The record shows that on October 24, 1956, at the time of the first arrest, Officer Baker opened the door of the house with a key, and at the time of the second arrest, he broke the door down. He did not first demand entrance or explain his purpose for entering on either of these occasions.
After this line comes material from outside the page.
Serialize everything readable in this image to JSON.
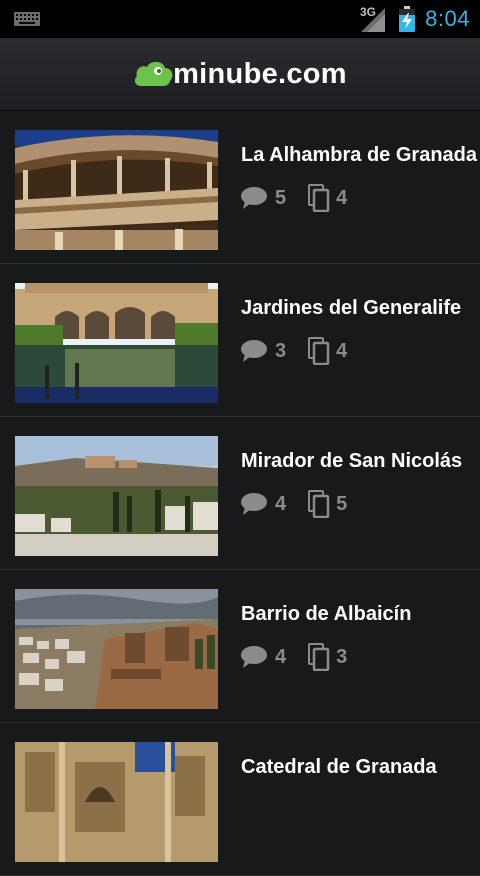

Appellants argue that this was a violation of sections 841 and 844 of the Penal Code, which require that before an arrest is made by a peace officer, he must first demand admittance and then explain the purpose for which admission is desired.  However, in People v. Maddox, 46 Cal.2d 301, 305, 306 [ 294 P.2d 6], the court held that the requirements of section 841 of the Penal Code are analogous to the requirements of section 844; that if the officer has reasonable grounds to make an arrest, a violation of section 841 would be unrelated and collateral to the securing of evidence by a search incident to the arrest, for what the search turns up will in no way depend on whether the officer informed "the person to be arrested of the intention to arrest him, of the cause of the arrest and the authority to make it." It was further held that:
". . . [s]ince the officer's right to invade defendant's privacy clearly appears, there is no compelling need for strict compliance with the requirements of section 844 to protect basic constitutional guarantees. ( Cf. People v. Boyles, supra, 45 Cal.2d 652, 656 [ 290 P.2d 535]; People v. Cahan, supra, 44 Cal.2d 434, 442 [ 282 P.2d 905, 50 A.L.R.2d 513], footnote.) We conclude therefore that when there is reasonable cause to make an arrest and search and the facts known to him before his entry are not inconsistent with a good faith belief on the part of the officer that compliance with section 844 is excused, his failure to comply with the formal requirements of that section does not justify the exclusion of the evidence he obtains."
 In the instant case it was reasonable for Baker and Hicks to assume that if they knocked on the door at the time of the first arrest, there would have been no opportunity to apprehend appellants in the act of performing an abortion, and further that the appellants would have an opportunity to escape or dispose of relevant evidence. At the time of the second arrest, Baker knew that defendant Milton Ramsey had been released on "high bail" and that he had previously been convicted of assault with intent to commit murder. Under the circumstances, we conclude that the entry in both cases was not unlawful.
The judgments are affirmed.
Assigned by Chairman of Judicial Council.
Appellants' petition for a hearing by the Supreme Court was denied March 19, 1958. Carter, J., was of the opinion that the petition should be granted.